BLANTYRE, Malawi — More than 400 credit union delegates from 21 countries opened the 8th annual World Council of Credit Unions' (WOCCU’s) Africa Congress today with a colorful representation of flags, national attire and cultural dances at Sunbird Mount Soche Hotel in Blantyre, Malawi. Participants from across Africa, parts of Europe and North America are meeting through November 2 for the first time in the African nation to discuss issues around the theme “SACCOs: Mobilizing Savings for Sustainable Community Development.” SACCO, which stands for Savings and Credit Co-operative, is the acronym often used to describe Africa’s credit unions.
For four days, participants will hear from international speakers about challenges and best practices on a host of topics, including not only savings mobilization and community development, but also global credit union development, technology, branding and HIV/AIDS programs.
“The coming of the congress to Malawi has made Malawians realize that the SACCO movement is not just a small thing being promoted in this country, but that it actually belongs to a much larger movement on the continent and throughout the world,” said Sylvester Kadzola, Malawi Union of Savings and Credit Co-operatives (MUSCCO) chief executive officer and WOCCU board member. “That alone has made people here realize for the first time the significance of the movement.”
The Africa Congress is the first SACCO function in which MUSCCO has had significant Malawian government representation, according to Kadzola. Two ministers of parliament and two deputy ministers attended the opening ceremony, as well as three government officials from Kenya. Both Malawi and Kenya currently have SACCO-specific laws being passed by their parliaments, making the ministers’ attendance especially relevant.
“The mobilization of savings in rural communities creates a safe mechanism for the money to be reinvested in the community for sustainable development,” said Nedson Chikuta, MUSCCO board chair. “SACCOs are about sustainable development, self-help and self reliance.”
According to WOCCU’s 2006 Statistical Report, 24 African countries reported that more than 8,000 credit unions across the continent serve 7% of the entire population.

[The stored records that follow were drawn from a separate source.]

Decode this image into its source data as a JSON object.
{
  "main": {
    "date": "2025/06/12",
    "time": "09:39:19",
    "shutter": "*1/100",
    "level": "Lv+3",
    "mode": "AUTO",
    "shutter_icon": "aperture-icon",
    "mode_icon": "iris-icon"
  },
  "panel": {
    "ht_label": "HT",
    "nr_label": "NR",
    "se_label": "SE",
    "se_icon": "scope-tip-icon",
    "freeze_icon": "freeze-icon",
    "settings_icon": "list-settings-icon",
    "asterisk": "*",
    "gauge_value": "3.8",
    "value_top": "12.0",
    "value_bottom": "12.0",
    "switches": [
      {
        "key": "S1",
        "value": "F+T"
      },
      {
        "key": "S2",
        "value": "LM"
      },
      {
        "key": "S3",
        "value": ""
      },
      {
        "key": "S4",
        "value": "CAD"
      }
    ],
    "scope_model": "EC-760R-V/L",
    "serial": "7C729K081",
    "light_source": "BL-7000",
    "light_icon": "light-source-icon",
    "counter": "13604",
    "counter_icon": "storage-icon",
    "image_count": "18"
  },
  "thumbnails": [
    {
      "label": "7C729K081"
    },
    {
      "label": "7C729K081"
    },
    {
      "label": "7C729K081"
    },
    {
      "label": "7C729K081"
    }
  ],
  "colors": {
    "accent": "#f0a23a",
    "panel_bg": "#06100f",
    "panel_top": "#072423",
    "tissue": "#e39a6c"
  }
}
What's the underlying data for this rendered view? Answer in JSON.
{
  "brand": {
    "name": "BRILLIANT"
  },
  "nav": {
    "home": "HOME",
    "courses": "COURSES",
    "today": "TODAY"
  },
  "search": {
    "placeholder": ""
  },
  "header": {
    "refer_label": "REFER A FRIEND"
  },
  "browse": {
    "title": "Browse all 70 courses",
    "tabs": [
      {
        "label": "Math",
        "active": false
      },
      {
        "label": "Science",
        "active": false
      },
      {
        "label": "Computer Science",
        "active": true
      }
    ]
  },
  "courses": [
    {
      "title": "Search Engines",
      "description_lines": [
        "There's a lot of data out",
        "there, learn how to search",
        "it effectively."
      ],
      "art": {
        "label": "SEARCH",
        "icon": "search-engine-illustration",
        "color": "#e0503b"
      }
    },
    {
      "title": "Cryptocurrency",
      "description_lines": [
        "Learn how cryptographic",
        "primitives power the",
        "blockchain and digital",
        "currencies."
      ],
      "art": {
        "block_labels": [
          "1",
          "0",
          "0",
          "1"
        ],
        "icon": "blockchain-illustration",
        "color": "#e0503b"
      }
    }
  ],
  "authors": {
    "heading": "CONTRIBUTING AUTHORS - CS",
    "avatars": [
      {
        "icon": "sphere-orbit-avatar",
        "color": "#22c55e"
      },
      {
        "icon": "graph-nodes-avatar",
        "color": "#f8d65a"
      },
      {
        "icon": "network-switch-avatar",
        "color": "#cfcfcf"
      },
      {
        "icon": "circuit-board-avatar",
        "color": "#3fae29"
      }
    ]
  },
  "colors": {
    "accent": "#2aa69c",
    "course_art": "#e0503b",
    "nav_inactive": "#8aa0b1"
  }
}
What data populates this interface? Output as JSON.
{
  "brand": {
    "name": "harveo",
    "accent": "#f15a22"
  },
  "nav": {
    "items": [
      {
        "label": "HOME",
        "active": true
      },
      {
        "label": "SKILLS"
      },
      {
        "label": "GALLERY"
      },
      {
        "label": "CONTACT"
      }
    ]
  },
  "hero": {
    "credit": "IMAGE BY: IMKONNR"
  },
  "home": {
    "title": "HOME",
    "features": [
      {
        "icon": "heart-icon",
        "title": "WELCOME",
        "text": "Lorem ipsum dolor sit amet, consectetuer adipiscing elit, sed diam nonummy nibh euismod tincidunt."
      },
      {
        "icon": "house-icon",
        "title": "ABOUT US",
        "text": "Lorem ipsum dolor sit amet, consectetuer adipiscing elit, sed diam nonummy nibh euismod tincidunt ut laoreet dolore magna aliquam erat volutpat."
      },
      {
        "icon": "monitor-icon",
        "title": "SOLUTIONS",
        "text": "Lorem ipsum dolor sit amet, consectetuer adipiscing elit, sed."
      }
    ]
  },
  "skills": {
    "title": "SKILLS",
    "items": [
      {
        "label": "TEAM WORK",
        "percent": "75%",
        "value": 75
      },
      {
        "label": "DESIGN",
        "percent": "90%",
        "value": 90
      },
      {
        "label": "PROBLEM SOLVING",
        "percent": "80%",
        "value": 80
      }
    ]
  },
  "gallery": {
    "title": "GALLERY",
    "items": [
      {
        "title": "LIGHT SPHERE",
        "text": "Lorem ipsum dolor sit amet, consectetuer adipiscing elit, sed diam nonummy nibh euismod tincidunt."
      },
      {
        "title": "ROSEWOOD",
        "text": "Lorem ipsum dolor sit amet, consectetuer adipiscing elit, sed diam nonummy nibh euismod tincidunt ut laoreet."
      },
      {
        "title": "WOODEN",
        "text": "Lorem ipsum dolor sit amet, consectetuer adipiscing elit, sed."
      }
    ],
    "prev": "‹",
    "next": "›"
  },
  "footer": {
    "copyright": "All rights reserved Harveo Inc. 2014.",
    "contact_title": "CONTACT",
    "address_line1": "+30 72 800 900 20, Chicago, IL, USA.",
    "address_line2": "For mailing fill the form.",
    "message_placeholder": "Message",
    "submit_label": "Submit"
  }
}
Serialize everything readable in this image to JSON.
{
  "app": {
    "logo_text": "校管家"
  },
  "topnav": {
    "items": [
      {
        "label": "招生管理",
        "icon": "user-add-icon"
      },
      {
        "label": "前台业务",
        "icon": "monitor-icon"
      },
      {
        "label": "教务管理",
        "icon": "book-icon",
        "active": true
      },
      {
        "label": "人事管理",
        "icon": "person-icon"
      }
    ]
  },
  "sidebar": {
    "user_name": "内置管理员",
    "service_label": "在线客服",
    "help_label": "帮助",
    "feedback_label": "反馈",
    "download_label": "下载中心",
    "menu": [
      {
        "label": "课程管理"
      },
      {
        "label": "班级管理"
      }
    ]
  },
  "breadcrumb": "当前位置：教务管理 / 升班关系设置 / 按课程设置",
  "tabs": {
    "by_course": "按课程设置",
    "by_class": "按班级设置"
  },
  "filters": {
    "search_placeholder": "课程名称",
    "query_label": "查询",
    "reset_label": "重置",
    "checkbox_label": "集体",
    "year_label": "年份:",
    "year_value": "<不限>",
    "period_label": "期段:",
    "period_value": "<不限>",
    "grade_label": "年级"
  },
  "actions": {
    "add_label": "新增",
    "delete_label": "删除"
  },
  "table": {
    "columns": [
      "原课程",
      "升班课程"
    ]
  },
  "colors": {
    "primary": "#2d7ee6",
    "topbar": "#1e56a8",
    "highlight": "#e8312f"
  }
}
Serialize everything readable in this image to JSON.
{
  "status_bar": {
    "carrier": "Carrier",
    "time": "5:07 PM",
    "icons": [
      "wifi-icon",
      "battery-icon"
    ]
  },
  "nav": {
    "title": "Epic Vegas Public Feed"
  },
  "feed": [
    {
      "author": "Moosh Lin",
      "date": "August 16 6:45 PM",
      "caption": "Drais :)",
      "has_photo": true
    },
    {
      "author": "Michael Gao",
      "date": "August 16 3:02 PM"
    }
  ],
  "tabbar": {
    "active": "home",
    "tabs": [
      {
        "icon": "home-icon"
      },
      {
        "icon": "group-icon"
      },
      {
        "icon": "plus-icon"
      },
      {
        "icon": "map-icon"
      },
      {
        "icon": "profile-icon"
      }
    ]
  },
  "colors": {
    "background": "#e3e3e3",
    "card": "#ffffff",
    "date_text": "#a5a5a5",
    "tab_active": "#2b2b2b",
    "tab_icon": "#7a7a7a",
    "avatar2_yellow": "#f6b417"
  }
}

Africa has the fastest growing membership of all regions, the report indicated.
Ken Lipenga, Malawi’s Minister of Industry and Trade, had nothing but praise for the SACCOs, indicating that their work complements government efforts to reduce poverty levels and that savings mobilization is crucial to decreasing the amount of foreign aid flowing into the country.
“The only hope for our people as far as access to financial services is concerned is the SACCO movement,” said Lipenga, who was the Africa Congress guest of honor on behalf of President Bingu wa Mutharika.
New to this year’s Africa Congress is WOCCU’s supplemental Manager Certification Program, a two-year course of study modeled after the Western CUNA Management School for current and aspiring credit union managers. The program offers training on a range of topics, including financial analysis, marketing, savings mobilization and credit administration. The program requires participants to complete a project at their credit union and to successfully pass an exam at the end of each year’s sessions. Thirty Africa Congress participants from five countries enrolled in the Manager Certification course this week.
The Africa Congress is co-sponsored by MUSCCO, WOCCU, the Canadian Co-operative Association, the Irish League of Credit Unions Foundation and the African American Credit Union Coalition.
World Council of Credit Unions is the global trade association and development agency for credit unions. World Council promotes the sustainable development of credit unions and other financial cooperatives around the world to empower people through access to high quality and affordable financial services. World Council advocates on behalf of the global credit union system before international organizations and works with national governments to improve legislation and regulation. Its technical assistance programs introduce new tools and technologies to strengthen credit unions' financial performance and increase their outreach.
World Council has implemented more than 290 technical assistance programs in 71 countries. Worldwide, 57,000 credit unions in 105 countries serve 217 million people. Learn more about World Council's impact around the world at www.woccu.org.